Now, given this was Easter weekend, and me being an ex-Catholic, the symbolism was running rampant in my mind. “Of course, they can come here.”
They were young, he was twenty-one and she seemed younger, already with an eighteen month old son. They loved our barn apartment, deep in the woods, quiet, sheep and goats, comfortable, just what they wanted for the birth. Despite our initial enthusiasm we also were skeptical. Leslie was a mother/baby nurse for thirty years and started worrying about all the things that can go wrong. We both were concerned about the midwife finding our place, given our sketchy relationship with GPS and the flooded and closed roads. The young couple were non-plussed, so we moved forward.
I walked up to my studio in the barn to check email and messages and found Heather sitting on the futon in my work space. The heat was turned up, the overhead fan going, and Heather was focussed. Contractions were five minutes apart, the baby was on its way. The midwives hadn’t arrived and Tyler hadn’t heard from them in some time. I drove to the bottom of our driveway and waited. And waited. Finally, 45 minutes later a solitary man arrived, a doctor. The midwife couldn’t come because her father had had a heart attack. I took him up to the barn and helped carry in supplies.
We had talked about pictures of the birth, but Heather decided against it, wanting it to just be her husband, son, and the doctor. I went down to the house.

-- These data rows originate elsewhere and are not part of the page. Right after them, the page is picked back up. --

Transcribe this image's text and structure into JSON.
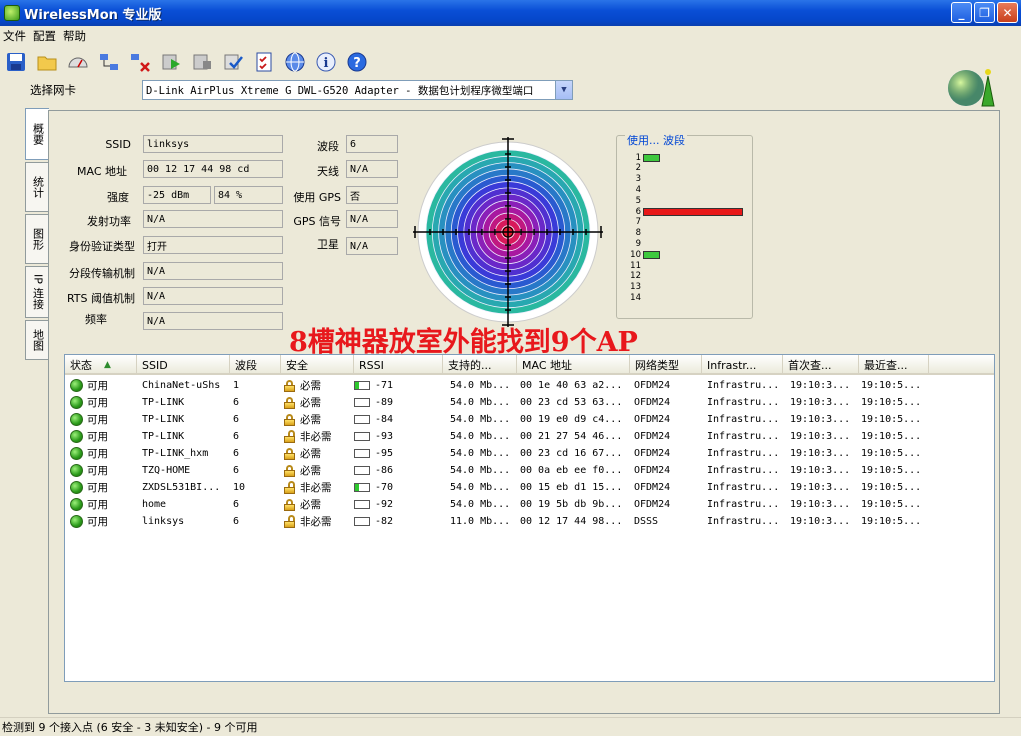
{
  "window": {
    "title": "WirelessMon 专业版"
  },
  "menu": [
    "文件",
    "配置",
    "帮助"
  ],
  "toolbar": [
    "save-icon",
    "open-folder-icon",
    "speedometer-icon",
    "network-icon",
    "disconnect-icon",
    "run-icon",
    "stop-icon",
    "check-icon",
    "checklist-icon",
    "globe-icon",
    "info-icon",
    "help-icon"
  ],
  "adapter": {
    "label": "选择网卡",
    "value": "D-Link AirPlus Xtreme G DWL-G520 Adapter - 数据包计划程序微型端口"
  },
  "tabs": [
    "概要",
    "统计",
    "图形",
    "IP 连接",
    "地图"
  ],
  "summary": {
    "ssid_label": "SSID",
    "ssid": "linksys",
    "mac_label": "MAC 地址",
    "mac": "00 12 17 44 98 cd",
    "strength_label": "强度",
    "strength_dbm": "-25 dBm",
    "strength_pct": "84 %",
    "tx_label": "发射功率",
    "tx": "N/A",
    "auth_label": "身份验证类型",
    "auth": "打开",
    "frag_label": "分段传输机制",
    "frag": "N/A",
    "rts_label": "RTS 阈值机制",
    "rts": "N/A",
    "freq_label": "频率",
    "freq": "N/A",
    "channel_label": "波段",
    "channel": "6",
    "antenna_label": "天线",
    "antenna": "N/A",
    "gps_label": "使用 GPS",
    "gps": "否",
    "gps_signal_label": "GPS 信号",
    "gps_signal": "N/A",
    "satellite_label": "卫星",
    "satellite": "N/A"
  },
  "channel_usage": {
    "title": "使用... 波段",
    "channels": [
      "1",
      "2",
      "3",
      "4",
      "5",
      "6",
      "7",
      "8",
      "9",
      "10",
      "11",
      "12",
      "13",
      "14"
    ],
    "usage": [
      1,
      0,
      0,
      0,
      0,
      6,
      0,
      0,
      0,
      1,
      0,
      0,
      0,
      0
    ],
    "colors": {
      "low": "#3ec83e",
      "high": "#e81818"
    }
  },
  "table": {
    "columns": [
      "状态",
      "SSID",
      "波段",
      "安全",
      "RSSI",
      "支持的...",
      "MAC 地址",
      "网络类型",
      "Infrastr...",
      "首次查...",
      "最近查..."
    ],
    "rows": [
      {
        "status": "可用",
        "ssid": "ChinaNet-uShs",
        "channel": "1",
        "lock": "closed",
        "security": "必需",
        "rssi_fill": 0.25,
        "rssi": "-71",
        "rates": "54.0 Mb...",
        "mac": "00 1e 40 63 a2...",
        "net": "OFDM24",
        "infra": "Infrastru...",
        "first": "19:10:3...",
        "last": "19:10:5..."
      },
      {
        "status": "可用",
        "ssid": "TP-LINK",
        "channel": "6",
        "lock": "closed",
        "security": "必需",
        "rssi_fill": 0,
        "rssi": "-89",
        "rates": "54.0 Mb...",
        "mac": "00 23 cd 53 63...",
        "net": "OFDM24",
        "infra": "Infrastru...",
        "first": "19:10:3...",
        "last": "19:10:5..."
      },
      {
        "status": "可用",
        "ssid": "TP-LINK",
        "channel": "6",
        "lock": "closed",
        "security": "必需",
        "rssi_fill": 0,
        "rssi": "-84",
        "rates": "54.0 Mb...",
        "mac": "00 19 e0 d9 c4...",
        "net": "OFDM24",
        "infra": "Infrastru...",
        "first": "19:10:3...",
        "last": "19:10:5..."
      },
      {
        "status": "可用",
        "ssid": "TP-LINK",
        "channel": "6",
        "lock": "open",
        "security": "非必需",
        "rssi_fill": 0,
        "rssi": "-93",
        "rates": "54.0 Mb...",
        "mac": "00 21 27 54 46...",
        "net": "OFDM24",
        "infra": "Infrastru...",
        "first": "19:10:3...",
        "last": "19:10:5..."
      },
      {
        "status": "可用",
        "ssid": "TP-LINK_hxm",
        "channel": "6",
        "lock": "closed",
        "security": "必需",
        "rssi_fill": 0,
        "rssi": "-95",
        "rates": "54.0 Mb...",
        "mac": "00 23 cd 16 67...",
        "net": "OFDM24",
        "infra": "Infrastru...",
        "first": "19:10:3...",
        "last": "19:10:5..."
      },
      {
        "status": "可用",
        "ssid": "TZQ-HOME",
        "channel": "6",
        "lock": "closed",
        "security": "必需",
        "rssi_fill": 0,
        "rssi": "-86",
        "rates": "54.0 Mb...",
        "mac": "00 0a eb ee f0...",
        "net": "OFDM24",
        "infra": "Infrastru...",
        "first": "19:10:3...",
        "last": "19:10:5..."
      },
      {
        "status": "可用",
        "ssid": "ZXDSL531BI...",
        "channel": "10",
        "lock": "open",
        "security": "非必需",
        "rssi_fill": 0.25,
        "rssi": "-70",
        "rates": "54.0 Mb...",
        "mac": "00 15 eb d1 15...",
        "net": "OFDM24",
        "infra": "Infrastru...",
        "first": "19:10:3...",
        "last": "19:10:5..."
      },
      {
        "status": "可用",
        "ssid": "home",
        "channel": "6",
        "lock": "closed",
        "security": "必需",
        "rssi_fill": 0,
        "rssi": "-92",
        "rates": "54.0 Mb...",
        "mac": "00 19 5b db 9b...",
        "net": "OFDM24",
        "infra": "Infrastru...",
        "first": "19:10:3...",
        "last": "19:10:5..."
      },
      {
        "status": "可用",
        "ssid": "linksys",
        "channel": "6",
        "lock": "open",
        "security": "非必需",
        "rssi_fill": 0,
        "rssi": "-82",
        "rates": "11.0 Mb...",
        "mac": "00 12 17 44 98...",
        "net": "DSSS",
        "infra": "Infrastru...",
        "first": "19:10:3...",
        "last": "19:10:5..."
      }
    ]
  },
  "overlay_text": "8槽神器放室外能找到9个AP",
  "status": "检测到 9 个接入点 (6 安全 - 3 未知安全) - 9 个可用"
}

The next morning, Easter Sunday, we received an early call. Baby Sophia had arrived the night before, “a magnificent birth,” Tyler said. Would I like to come up and meet the baby and make pictures? I did. By that afternoon they were packed up and heading down our driveway, heading home.